P.F. Whitehead, Moor Leys, Little Comberton, Pershore, Worcestershire WR10 3EH Email: email@example.com
The purpose of this note is to outline some changes observed by the author in the aerial behaviour of large gulls Larus fuscus graellsii Brehm, 1857 and Larus argentatus Pontoppidan, 1763 during the summer of 2013. They are changes only in the sense that I cannot precisely recall observing them during the past 50 or so years neither can I find references for them.
Towards the end of July 2013, especially in the Pershore/Bredon Hill area of south Worcestershire, large numbers of gulls were observed planing across the wider agricultural landscape moving from one location to another. Typically these groups would number up to about 400 birds forming low level flights calling continuously to such an extent that it became a loud often more or less continuous cacophony of sound over consecutive days. The birds were commented on as seeming noticeably bold.

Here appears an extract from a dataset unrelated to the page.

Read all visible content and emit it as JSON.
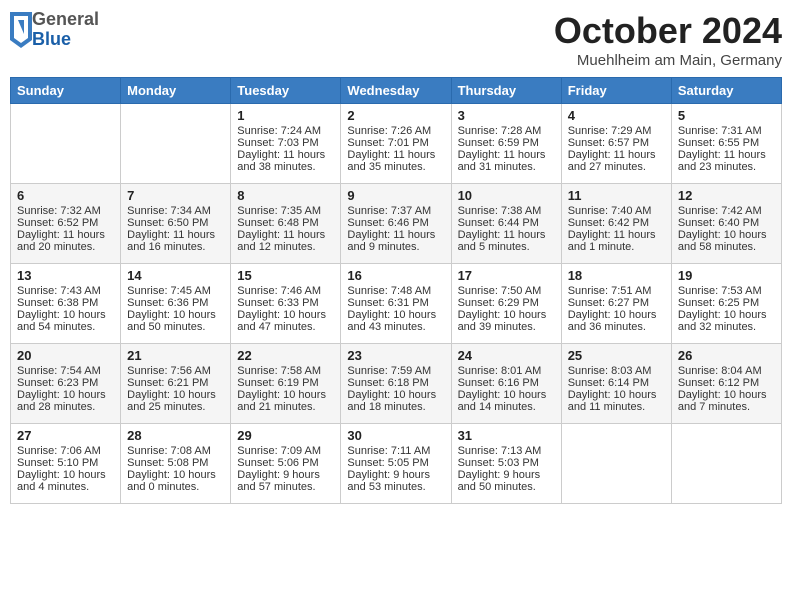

The flight lines covered a considerable area and the birds tended to be dispersed somewhat equidistantly in them so that the arrangement of the birds in flight and their behaviour appeared to be highly organised; they swept back and forth at a height of some 30 metres or so. These movements of birds appeared to be in response to agricultural activity, in some cases grass cutting. The attraction that this has for larger gulls is well-known and nesting birds will travel some distance for the opportunity to catch small dispersing rodents. What was different about 2013 was the scale of the attraction and the duration of these assemblages which persisted into August for more than three weeks in total.
A second feature of these assemblages was the use made by the gulls from time to time of thermal air currents. Flocks of gulls would not only utilise thermals (in itself not unusual and sometimes observed where gulls congregate inland), but completely fill them thus enabling the physical dimensions of the upwelling air masses to be observed and calculated. The gulls were found to be using thermals with a diameter varying from c110 metres to c140 metres (01) and with a height up to 350 metres. Large numbers of gulls would elevate to these heights eventually achieving significant lateral movement from the collapsing tops of the actively deforming masses of warm air. Seemingly they were using these thermals to leave the area and thus may have been roving the landscape; wherever these mostly adult birds originated from it seemed that on some days they were travelling widely. I discussed this matter with a number of people from which it appeared that this behaviour extended over a wider area. An observer in south Wales some 100 kms distant thought that more gulls than usual had ‘moved inland’ at this time possibly as a response to grass cutting for silage. Explanations for this behaviour might lie with developing changes in agricultural technology or in the ability of gulls to capitalise on food resources.
01. Large gulls Larus spp, rotating in and filling an upwelling thermal c110 m wide moving east and using it to vacate the area. Little Comberton, Worcestershire, 26 August 2013. P. F. Whitehead